Interface dataset entries:

------------------------

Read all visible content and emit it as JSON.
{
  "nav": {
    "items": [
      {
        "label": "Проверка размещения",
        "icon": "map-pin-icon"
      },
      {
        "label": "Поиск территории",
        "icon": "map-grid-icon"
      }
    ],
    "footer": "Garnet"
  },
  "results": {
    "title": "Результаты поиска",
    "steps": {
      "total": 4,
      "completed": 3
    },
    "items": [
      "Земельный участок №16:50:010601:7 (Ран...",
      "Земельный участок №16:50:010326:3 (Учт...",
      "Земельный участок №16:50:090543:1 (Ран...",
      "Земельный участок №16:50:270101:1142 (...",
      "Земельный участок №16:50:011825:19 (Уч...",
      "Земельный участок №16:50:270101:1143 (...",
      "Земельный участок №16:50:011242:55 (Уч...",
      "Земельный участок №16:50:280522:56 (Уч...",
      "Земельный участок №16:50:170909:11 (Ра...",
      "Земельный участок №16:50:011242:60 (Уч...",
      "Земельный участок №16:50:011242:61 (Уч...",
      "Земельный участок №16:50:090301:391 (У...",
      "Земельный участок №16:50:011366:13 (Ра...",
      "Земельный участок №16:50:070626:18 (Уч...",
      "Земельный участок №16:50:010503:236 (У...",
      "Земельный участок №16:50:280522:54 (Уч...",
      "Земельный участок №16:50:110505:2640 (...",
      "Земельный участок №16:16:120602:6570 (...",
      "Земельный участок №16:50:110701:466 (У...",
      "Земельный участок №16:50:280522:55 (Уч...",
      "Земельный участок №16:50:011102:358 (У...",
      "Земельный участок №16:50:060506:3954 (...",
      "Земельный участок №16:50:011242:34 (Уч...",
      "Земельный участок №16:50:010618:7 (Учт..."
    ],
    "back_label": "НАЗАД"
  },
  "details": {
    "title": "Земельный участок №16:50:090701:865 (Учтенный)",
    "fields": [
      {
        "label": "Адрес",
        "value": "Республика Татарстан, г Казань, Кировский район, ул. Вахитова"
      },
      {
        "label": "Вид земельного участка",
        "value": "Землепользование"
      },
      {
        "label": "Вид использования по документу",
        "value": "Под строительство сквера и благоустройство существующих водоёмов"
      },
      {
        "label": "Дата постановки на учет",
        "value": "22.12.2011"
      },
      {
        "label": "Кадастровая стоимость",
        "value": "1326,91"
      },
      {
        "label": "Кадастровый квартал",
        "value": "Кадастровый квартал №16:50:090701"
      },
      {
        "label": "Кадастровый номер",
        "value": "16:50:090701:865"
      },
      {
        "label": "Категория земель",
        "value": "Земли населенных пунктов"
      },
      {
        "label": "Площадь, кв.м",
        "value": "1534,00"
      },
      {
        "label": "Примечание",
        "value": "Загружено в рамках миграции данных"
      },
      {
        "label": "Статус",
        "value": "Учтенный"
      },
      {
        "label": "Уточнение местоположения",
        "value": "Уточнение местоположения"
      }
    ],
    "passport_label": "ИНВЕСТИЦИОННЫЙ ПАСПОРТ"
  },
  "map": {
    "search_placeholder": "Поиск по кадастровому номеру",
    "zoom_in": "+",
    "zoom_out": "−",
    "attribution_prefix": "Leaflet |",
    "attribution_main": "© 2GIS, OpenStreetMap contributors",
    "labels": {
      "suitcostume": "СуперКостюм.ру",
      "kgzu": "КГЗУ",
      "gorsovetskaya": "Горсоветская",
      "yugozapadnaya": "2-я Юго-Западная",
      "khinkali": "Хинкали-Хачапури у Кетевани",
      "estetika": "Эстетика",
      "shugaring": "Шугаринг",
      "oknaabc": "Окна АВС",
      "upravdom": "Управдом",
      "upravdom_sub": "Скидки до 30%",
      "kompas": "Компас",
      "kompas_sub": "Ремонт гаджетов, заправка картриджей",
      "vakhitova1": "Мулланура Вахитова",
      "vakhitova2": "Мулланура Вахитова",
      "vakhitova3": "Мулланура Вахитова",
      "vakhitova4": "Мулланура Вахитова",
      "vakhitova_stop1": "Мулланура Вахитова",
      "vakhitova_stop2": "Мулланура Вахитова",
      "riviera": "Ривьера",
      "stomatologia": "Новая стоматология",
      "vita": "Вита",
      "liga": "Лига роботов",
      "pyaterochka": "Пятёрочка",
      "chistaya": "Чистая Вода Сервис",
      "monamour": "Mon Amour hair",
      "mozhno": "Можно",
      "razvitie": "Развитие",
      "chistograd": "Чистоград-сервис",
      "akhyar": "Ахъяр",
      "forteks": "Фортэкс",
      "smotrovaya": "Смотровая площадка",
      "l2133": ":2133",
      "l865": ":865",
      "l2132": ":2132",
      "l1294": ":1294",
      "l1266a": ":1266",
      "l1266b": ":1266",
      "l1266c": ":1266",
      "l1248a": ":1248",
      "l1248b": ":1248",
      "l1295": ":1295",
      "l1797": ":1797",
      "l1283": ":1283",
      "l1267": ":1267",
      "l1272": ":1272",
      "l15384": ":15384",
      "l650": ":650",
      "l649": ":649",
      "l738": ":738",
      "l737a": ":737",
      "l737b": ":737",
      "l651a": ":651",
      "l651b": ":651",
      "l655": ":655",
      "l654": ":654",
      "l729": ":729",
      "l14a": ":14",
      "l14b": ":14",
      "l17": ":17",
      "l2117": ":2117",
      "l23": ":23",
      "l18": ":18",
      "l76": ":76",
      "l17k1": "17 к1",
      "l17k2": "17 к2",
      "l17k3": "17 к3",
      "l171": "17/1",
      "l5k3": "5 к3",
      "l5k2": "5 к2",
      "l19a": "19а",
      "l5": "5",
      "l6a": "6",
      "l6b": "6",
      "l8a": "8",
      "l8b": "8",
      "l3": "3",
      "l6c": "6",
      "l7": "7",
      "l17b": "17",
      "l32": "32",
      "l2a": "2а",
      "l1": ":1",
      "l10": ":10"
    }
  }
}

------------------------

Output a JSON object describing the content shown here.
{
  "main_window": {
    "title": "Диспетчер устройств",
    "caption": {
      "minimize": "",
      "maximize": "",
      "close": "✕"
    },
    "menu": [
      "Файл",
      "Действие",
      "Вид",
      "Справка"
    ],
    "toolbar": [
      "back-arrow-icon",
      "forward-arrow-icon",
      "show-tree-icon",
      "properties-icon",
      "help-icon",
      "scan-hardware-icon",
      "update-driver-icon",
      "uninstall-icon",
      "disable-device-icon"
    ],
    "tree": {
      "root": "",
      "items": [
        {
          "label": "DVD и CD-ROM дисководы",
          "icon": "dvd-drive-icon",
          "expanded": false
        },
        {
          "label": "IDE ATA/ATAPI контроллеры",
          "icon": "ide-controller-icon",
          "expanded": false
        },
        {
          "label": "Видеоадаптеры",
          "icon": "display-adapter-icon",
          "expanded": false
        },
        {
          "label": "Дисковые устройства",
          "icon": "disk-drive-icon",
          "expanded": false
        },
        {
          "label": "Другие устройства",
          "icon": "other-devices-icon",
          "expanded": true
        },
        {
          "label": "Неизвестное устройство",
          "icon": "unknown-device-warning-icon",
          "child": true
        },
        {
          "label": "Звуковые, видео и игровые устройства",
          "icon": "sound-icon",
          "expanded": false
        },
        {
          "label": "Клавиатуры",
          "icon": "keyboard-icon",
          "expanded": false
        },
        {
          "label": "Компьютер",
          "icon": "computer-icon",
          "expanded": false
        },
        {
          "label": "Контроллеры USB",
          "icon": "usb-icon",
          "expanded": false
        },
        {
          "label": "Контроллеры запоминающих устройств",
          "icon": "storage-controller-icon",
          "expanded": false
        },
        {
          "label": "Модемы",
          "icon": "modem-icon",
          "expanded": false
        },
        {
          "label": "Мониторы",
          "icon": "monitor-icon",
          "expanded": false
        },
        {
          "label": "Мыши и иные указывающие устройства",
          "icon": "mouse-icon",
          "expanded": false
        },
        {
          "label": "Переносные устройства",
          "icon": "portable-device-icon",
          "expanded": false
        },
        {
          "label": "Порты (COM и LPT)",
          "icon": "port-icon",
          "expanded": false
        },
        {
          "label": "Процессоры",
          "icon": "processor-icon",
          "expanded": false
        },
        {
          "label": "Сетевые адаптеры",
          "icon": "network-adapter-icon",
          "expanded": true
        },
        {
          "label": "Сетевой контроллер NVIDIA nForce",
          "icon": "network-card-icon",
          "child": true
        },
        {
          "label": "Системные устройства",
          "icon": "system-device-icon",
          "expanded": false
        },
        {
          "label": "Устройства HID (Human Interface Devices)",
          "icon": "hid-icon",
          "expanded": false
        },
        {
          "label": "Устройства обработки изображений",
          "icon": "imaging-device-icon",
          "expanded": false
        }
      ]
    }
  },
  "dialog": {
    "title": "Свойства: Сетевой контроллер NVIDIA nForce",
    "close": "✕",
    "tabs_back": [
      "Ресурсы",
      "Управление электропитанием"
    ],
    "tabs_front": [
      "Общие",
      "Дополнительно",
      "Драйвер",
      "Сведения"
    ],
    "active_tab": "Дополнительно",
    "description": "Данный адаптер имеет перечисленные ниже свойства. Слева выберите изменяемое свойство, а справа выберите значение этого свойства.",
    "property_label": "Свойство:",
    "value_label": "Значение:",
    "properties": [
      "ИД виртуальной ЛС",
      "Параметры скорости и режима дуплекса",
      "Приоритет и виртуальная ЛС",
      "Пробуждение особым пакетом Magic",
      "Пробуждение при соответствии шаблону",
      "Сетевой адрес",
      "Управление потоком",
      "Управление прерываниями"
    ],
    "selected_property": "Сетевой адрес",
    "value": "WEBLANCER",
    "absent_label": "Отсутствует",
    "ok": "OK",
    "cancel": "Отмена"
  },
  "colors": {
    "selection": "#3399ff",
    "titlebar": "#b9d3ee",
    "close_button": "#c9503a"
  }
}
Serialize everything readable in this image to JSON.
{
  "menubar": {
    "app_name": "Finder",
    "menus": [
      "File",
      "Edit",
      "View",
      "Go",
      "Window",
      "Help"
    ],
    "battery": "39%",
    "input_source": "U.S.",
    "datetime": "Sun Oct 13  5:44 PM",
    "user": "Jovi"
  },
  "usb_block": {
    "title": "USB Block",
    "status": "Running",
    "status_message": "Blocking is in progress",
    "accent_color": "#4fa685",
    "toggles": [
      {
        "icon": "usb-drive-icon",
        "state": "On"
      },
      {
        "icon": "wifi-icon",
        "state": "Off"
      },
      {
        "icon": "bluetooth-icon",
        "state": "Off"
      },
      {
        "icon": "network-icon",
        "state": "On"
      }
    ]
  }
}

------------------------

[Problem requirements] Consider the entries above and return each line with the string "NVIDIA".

[Your response]
          "label": "Сетевой контроллер NVIDIA nForce",
    "title": "Свойства: Сетевой контроллер NVIDIA nForce",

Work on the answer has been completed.